WORK REQUIRED
Search the entries for the word "extracted" and copy each line that has it.
== DATA FOR THIS EXERCISE ==
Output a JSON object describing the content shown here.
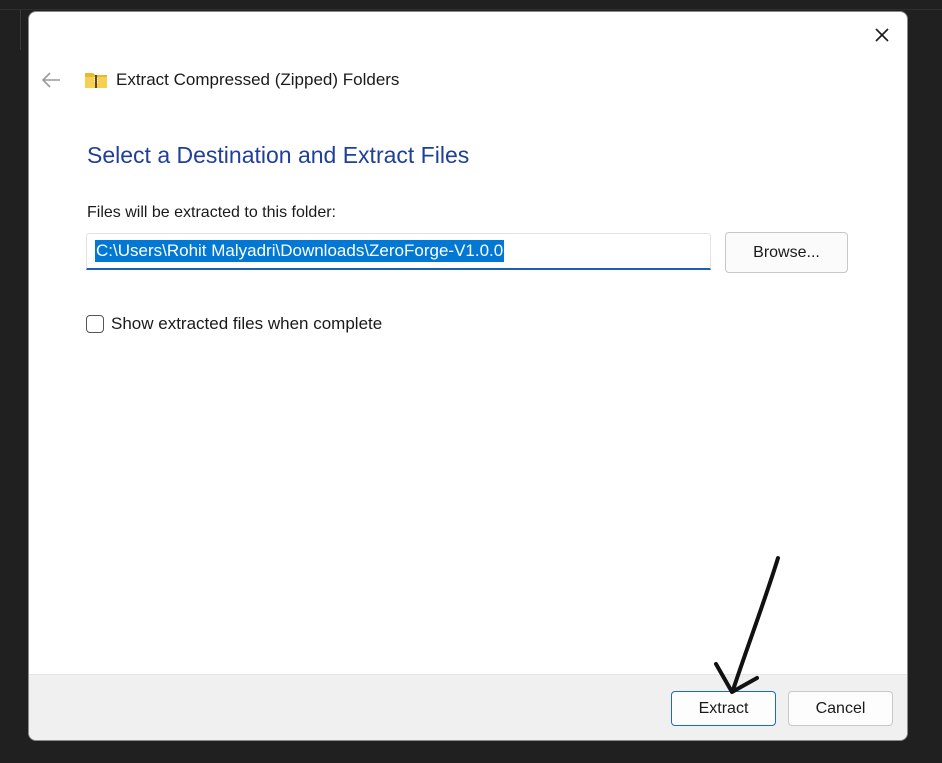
{
  "dialog": {
    "wizard_title": "Extract Compressed (Zipped) Folders",
    "heading": "Select a Destination and Extract Files",
    "destination_label": "Files will be extracted to this folder:",
    "destination_path": "C:\\Users\\Rohit Malyadri\\Downloads\\ZeroForge-V1.0.0",
    "browse_label": "Browse...",
    "checkbox_label": "Show extracted files when complete",
    "checkbox_checked": false,
    "extract_label": "Extract",
    "cancel_label": "Cancel"
  },
  "icons": {
    "close": "close-icon",
    "back": "back-arrow-icon",
    "folder": "zip-folder-icon",
    "annotation": "annotation-arrow"
  },
  "colors": {
    "heading": "#1f3f9a",
    "selection": "#0078d4",
    "accent_border": "#1a6ac6",
    "footer": "#f0f0f0"
  }
}
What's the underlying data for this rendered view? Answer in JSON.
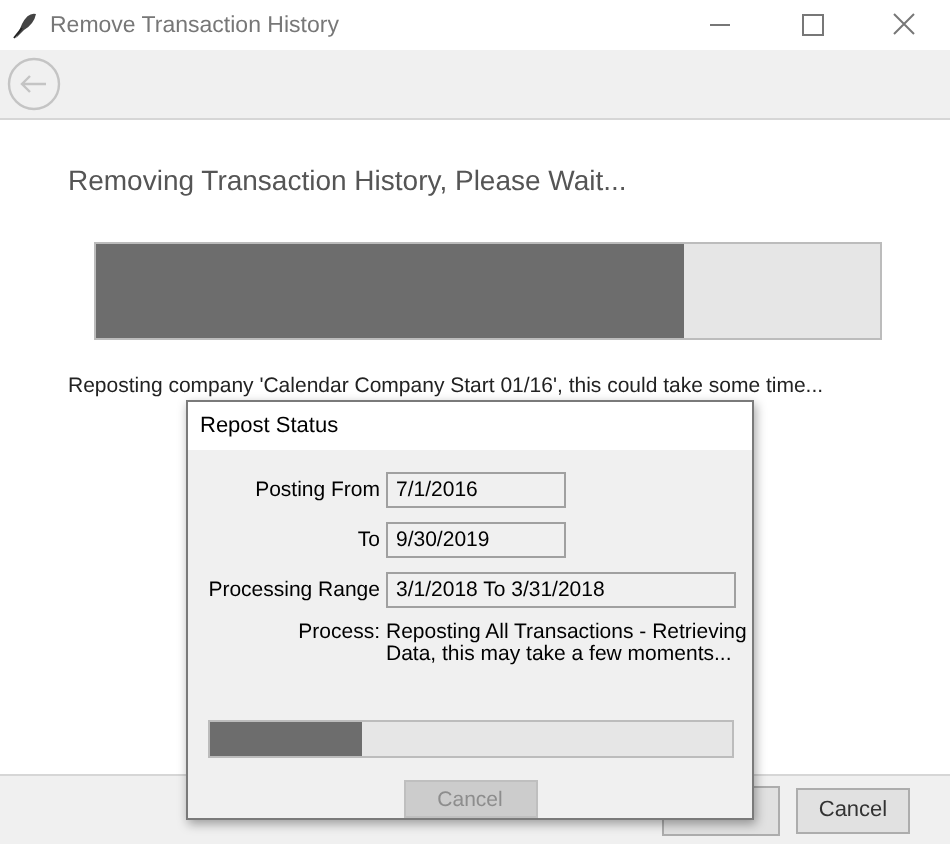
{
  "window": {
    "title": "Remove Transaction History"
  },
  "heading": "Removing Transaction History, Please Wait...",
  "progress": {
    "level": 0.75
  },
  "status_message": "Reposting company 'Calendar Company Start 01/16', this could take some time...",
  "footer": {
    "buttons": [
      {
        "label": "Cancel"
      }
    ]
  },
  "dialog": {
    "title": "Repost Status",
    "fields": [
      {
        "label": "Posting From",
        "value": "7/1/2016",
        "kind": "short"
      },
      {
        "label": "To",
        "value": "9/30/2019",
        "kind": "short"
      },
      {
        "label": "Processing Range",
        "value": "3/1/2018 To 3/31/2018",
        "kind": "long"
      }
    ],
    "process_label": "Process:",
    "process_text": "Reposting All Transactions - Retrieving Data, this may take a few moments...",
    "progress": {
      "level": 0.29
    },
    "cancel": {
      "label": "Cancel",
      "disabled": true
    }
  }
}
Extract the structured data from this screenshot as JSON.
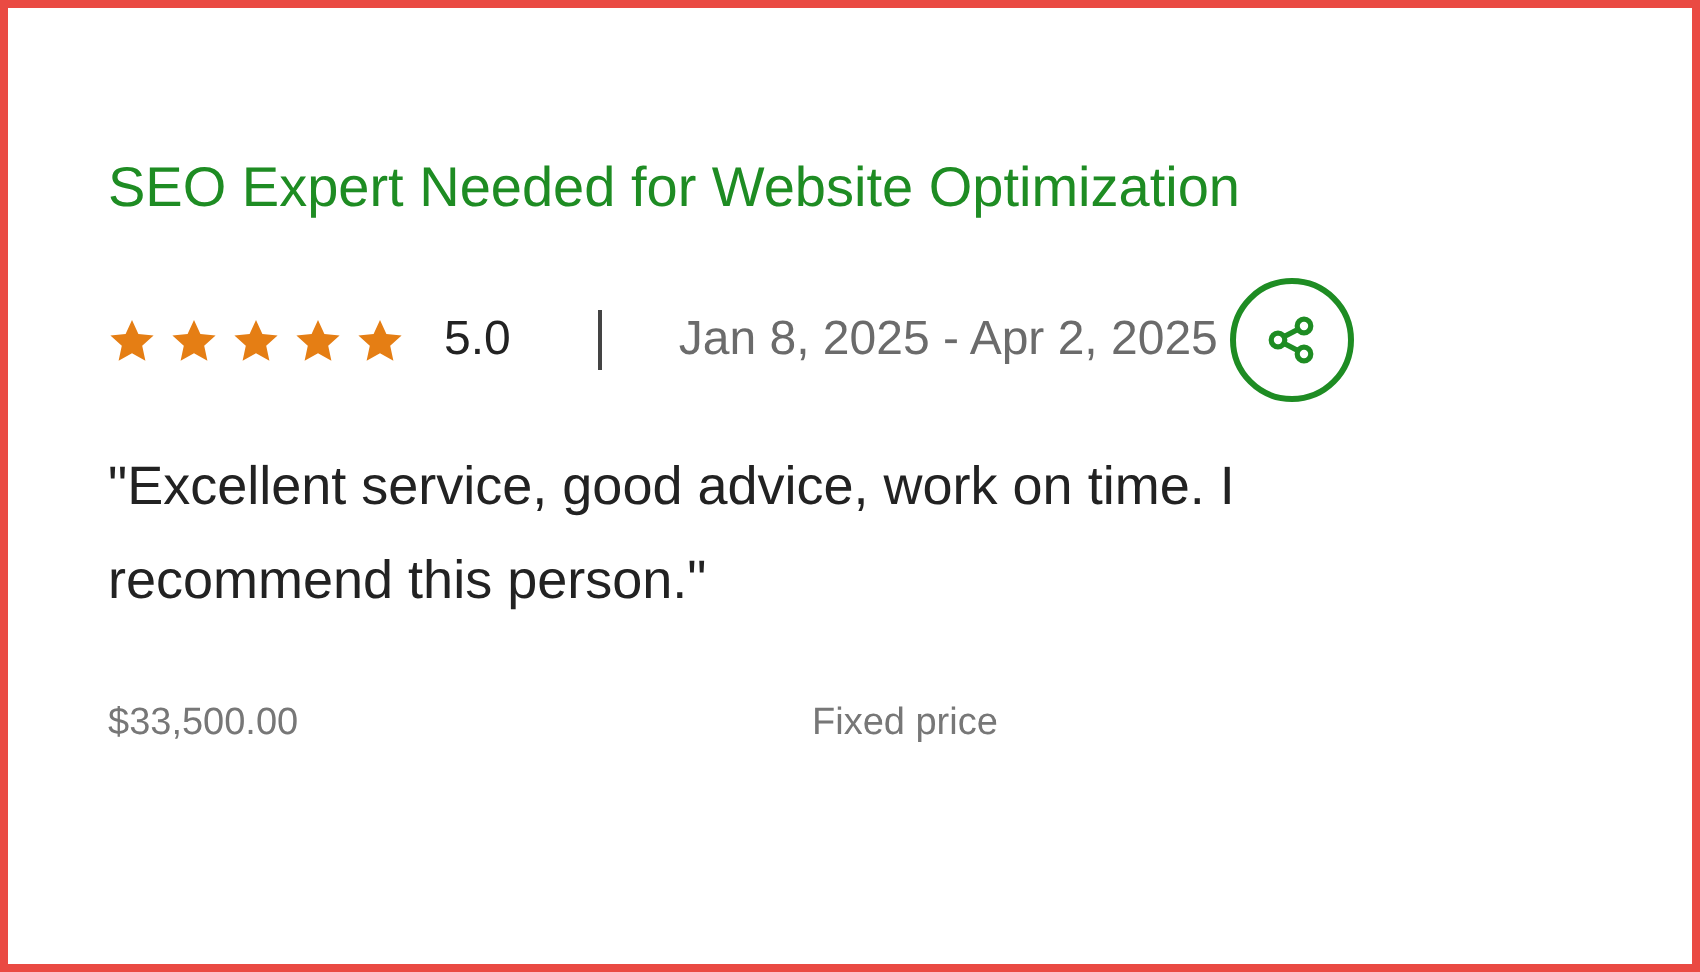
{
  "review": {
    "title": "SEO Expert Needed for Website Optimization",
    "stars": 5,
    "rating": "5.0",
    "dates": "Jan 8, 2025 - Apr 2, 2025",
    "quote": "\"Excellent service, good advice, work on time. I recommend this person.\"",
    "amount": "$33,500.00",
    "price_type": "Fixed price"
  }
}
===
RESULT BELOW
    "destination_label": "Files will be extracted to this folder:",
    "checkbox_label": "Show extracted files when complete",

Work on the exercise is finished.